### EXERCISE MATERIALS

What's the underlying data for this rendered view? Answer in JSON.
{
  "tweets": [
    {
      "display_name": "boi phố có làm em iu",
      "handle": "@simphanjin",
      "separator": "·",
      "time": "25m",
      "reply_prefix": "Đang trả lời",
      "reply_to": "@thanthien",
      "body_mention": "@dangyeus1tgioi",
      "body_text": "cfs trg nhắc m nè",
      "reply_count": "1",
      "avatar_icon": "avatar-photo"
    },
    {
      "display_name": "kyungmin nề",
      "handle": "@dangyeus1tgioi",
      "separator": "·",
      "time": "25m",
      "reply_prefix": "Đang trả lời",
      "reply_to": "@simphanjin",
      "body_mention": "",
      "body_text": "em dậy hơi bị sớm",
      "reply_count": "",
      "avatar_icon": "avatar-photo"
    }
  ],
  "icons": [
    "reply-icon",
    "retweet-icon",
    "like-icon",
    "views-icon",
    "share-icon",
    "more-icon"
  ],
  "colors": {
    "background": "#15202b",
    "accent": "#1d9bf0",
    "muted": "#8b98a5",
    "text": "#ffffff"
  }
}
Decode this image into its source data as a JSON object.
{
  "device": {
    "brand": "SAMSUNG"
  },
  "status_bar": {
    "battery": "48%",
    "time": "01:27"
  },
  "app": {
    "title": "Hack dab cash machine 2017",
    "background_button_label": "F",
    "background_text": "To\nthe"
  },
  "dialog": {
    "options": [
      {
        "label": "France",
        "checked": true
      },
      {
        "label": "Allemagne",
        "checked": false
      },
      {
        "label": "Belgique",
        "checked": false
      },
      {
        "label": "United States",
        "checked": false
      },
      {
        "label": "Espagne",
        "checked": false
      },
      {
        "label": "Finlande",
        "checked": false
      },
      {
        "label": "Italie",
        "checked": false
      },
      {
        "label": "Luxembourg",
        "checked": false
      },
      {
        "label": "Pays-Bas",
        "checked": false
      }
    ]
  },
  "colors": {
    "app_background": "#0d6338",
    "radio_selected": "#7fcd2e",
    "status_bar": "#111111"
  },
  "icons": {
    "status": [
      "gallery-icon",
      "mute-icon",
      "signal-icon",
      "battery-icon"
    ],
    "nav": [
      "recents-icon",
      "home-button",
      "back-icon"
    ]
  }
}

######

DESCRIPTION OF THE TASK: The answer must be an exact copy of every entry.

SOLUTION TO THIS PROBLEM:
What's the underlying data for this rendered view? Answer in JSON.
{
  "tweets": [
    {
      "display_name": "boi phố có làm em iu",
      "handle": "@simphanjin",
      "separator": "·",
      "time": "25m",
      "reply_prefix": "Đang trả lời",
      "reply_to": "@thanthien",
      "body_mention": "@dangyeus1tgioi",
      "body_text": "cfs trg nhắc m nè",
      "reply_count": "1",
      "avatar_icon": "avatar-photo"
    },
    {
      "display_name": "kyungmin nề",
      "handle": "@dangyeus1tgioi",
      "separator": "·",
      "time": "25m",
      "reply_prefix": "Đang trả lời",
      "reply_to": "@simphanjin",
      "body_mention": "",
      "body_text": "em dậy hơi bị sớm",
      "reply_count": "",
      "avatar_icon": "avatar-photo"
    }
  ],
  "icons": [
    "reply-icon",
    "retweet-icon",
    "like-icon",
    "views-icon",
    "share-icon",
    "more-icon"
  ],
  "colors": {
    "background": "#15202b",
    "accent": "#1d9bf0",
    "muted": "#8b98a5",
    "text": "#ffffff"
  }
}
Decode this image into its source data as a JSON object.
{
  "device": {
    "brand": "SAMSUNG"
  },
  "status_bar": {
    "battery": "48%",
    "time": "01:27"
  },
  "app": {
    "title": "Hack dab cash machine 2017",
    "background_button_label": "F",
    "background_text": "To\nthe"
  },
  "dialog": {
    "options": [
      {
        "label": "France",
        "checked": true
      },
      {
        "label": "Allemagne",
        "checked": false
      },
      {
        "label": "Belgique",
        "checked": false
      },
      {
        "label": "United States",
        "checked": false
      },
      {
        "label": "Espagne",
        "checked": false
      },
      {
        "label": "Finlande",
        "checked": false
      },
      {
        "label": "Italie",
        "checked": false
      },
      {
        "label": "Luxembourg",
        "checked": false
      },
      {
        "label": "Pays-Bas",
        "checked": false
      }
    ]
  },
  "colors": {
    "app_background": "#0d6338",
    "radio_selected": "#7fcd2e",
    "status_bar": "#111111"
  },
  "icons": {
    "status": [
      "gallery-icon",
      "mute-icon",
      "signal-icon",
      "battery-icon"
    ],
    "nav": [
      "recents-icon",
      "home-button",
      "back-icon"
    ]
  }
}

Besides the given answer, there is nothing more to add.